Ugandan President Yoweri Museveni signed an anti-gay bill into law on Monday, provoking international criticism and condemnation. Homosexuality is already a crime in Uganda and the new law, which was passed last December, is extraordinarily repressive. According to Al Jazeera, first time offenders receive 14 years in prison and acts of “aggravated homosexuality” are punished with life in prison.Museveni cited Western interference as a reason for the bills necessity, arguing that Western groups were attempting to push Ugandan children towards homosexuality. Al Jazeera reports: President Yoweri Museveni signed the bill at his official residence in an event witnessed by government officials, journalists and a team of Ugandan scientists whose report — which found that there is no genetic basis for homosexuality — Museveni has cited as his reason for backing the bill. "We Africans never seek to impose our view on others. If only they could let us alone," he said, referring to Western pressure not to sign the bill. Museveni said he previously thought homosexuality was merely "abnormal" sexual behavior that some people were born with — the reason he once was opposed to harsh penalties against gays. Now he said he is convinced that it is a choice made by individuals who may try to influence others. Africans are "flabbergasted" by homosexual behavior, he said.
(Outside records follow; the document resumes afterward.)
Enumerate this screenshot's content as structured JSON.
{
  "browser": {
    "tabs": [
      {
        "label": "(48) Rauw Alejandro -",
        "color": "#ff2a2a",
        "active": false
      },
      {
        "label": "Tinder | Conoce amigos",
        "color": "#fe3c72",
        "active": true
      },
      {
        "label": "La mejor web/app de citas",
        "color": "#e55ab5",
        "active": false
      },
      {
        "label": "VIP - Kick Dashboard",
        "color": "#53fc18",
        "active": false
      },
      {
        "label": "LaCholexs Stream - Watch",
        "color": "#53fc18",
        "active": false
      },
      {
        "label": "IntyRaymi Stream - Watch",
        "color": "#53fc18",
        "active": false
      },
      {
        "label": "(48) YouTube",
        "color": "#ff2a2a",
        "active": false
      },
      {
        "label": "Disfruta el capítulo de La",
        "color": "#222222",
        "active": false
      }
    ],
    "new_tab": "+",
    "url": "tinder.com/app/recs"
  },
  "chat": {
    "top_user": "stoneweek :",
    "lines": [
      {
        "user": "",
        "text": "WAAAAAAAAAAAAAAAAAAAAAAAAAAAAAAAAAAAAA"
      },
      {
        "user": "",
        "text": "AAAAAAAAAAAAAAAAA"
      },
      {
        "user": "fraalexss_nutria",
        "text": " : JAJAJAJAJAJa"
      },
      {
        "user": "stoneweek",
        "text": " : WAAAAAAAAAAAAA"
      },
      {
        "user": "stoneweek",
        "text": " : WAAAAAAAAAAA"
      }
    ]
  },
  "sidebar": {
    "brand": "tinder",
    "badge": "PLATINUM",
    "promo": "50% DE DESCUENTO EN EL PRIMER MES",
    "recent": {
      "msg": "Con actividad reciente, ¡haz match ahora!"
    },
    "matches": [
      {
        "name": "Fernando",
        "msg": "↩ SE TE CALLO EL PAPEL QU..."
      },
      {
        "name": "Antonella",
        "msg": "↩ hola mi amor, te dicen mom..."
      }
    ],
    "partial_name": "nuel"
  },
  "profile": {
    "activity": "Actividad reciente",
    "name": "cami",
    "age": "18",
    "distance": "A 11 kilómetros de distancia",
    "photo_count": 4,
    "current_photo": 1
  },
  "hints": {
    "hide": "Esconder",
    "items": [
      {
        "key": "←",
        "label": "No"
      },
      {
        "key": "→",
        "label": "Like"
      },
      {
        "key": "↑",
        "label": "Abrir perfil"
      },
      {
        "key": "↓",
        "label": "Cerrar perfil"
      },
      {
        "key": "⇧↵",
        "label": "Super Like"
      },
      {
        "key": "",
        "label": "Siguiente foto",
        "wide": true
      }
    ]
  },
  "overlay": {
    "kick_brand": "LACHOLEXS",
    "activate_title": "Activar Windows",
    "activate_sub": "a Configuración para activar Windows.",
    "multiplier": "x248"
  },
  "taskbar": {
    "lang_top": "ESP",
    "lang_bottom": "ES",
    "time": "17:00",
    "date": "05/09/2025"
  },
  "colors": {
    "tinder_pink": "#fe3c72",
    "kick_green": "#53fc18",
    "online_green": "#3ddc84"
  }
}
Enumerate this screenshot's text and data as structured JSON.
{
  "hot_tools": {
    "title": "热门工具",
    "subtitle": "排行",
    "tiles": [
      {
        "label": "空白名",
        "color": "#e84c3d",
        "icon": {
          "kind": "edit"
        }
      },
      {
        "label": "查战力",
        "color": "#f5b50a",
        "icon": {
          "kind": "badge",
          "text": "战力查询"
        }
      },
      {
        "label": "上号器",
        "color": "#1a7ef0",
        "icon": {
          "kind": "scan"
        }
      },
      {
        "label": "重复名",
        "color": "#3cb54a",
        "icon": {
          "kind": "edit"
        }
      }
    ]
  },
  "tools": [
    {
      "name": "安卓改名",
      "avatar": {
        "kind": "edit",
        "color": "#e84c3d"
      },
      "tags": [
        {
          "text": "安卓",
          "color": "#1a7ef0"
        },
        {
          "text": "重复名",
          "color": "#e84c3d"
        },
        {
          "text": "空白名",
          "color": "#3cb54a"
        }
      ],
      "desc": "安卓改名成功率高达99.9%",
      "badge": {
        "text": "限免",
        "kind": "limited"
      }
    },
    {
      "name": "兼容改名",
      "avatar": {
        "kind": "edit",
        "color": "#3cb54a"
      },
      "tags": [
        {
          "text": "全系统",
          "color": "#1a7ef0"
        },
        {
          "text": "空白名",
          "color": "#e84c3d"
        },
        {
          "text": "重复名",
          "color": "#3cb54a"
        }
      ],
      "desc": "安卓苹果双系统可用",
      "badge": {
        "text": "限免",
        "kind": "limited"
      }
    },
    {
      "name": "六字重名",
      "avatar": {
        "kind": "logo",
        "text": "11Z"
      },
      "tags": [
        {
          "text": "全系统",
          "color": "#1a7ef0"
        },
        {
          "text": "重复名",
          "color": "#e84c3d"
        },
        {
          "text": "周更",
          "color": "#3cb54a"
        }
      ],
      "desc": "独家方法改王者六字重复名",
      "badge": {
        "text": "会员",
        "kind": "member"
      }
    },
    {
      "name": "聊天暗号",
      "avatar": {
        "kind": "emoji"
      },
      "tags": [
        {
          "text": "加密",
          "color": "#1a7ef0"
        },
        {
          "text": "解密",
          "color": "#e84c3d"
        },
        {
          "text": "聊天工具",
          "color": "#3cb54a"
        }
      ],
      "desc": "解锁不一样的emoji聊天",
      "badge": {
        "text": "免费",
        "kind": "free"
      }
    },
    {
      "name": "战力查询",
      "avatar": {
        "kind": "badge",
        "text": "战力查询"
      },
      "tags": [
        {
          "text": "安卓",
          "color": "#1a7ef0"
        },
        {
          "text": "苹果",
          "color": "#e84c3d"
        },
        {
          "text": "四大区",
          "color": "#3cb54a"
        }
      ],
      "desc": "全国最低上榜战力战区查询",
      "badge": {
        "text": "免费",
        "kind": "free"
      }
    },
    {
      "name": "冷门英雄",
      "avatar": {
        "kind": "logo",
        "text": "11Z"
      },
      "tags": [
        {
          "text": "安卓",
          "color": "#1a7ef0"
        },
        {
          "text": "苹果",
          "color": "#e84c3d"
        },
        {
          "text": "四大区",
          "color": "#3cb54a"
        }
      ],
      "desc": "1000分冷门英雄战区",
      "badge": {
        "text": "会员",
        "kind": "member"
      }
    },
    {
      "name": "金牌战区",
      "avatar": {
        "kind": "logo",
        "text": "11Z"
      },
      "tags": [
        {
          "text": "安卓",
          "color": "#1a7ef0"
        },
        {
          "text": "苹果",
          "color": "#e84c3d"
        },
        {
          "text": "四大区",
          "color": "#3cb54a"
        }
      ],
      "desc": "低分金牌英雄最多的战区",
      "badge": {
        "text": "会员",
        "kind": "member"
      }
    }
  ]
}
Government officials applauded after he signed the bill, which was influenced by the preachings of some conservative American evangelicals.President Obama condemned the law and has been a strong opponent of it since its introduction in 2009, as did Archbishop Desmond Tutu, who argued "there is no scientific basis or genetic rationale for love. … There is no scientific justification for prejudice and discrimination." Like the anti-gay law signed by Nigerian President Goodluck Jonathan last January, the law is popular in Uganda where, like most of sub-Saharan Africa, anti-gay sentiment is widespread.
Danayit Musse is a Spring 2014 editorial intern.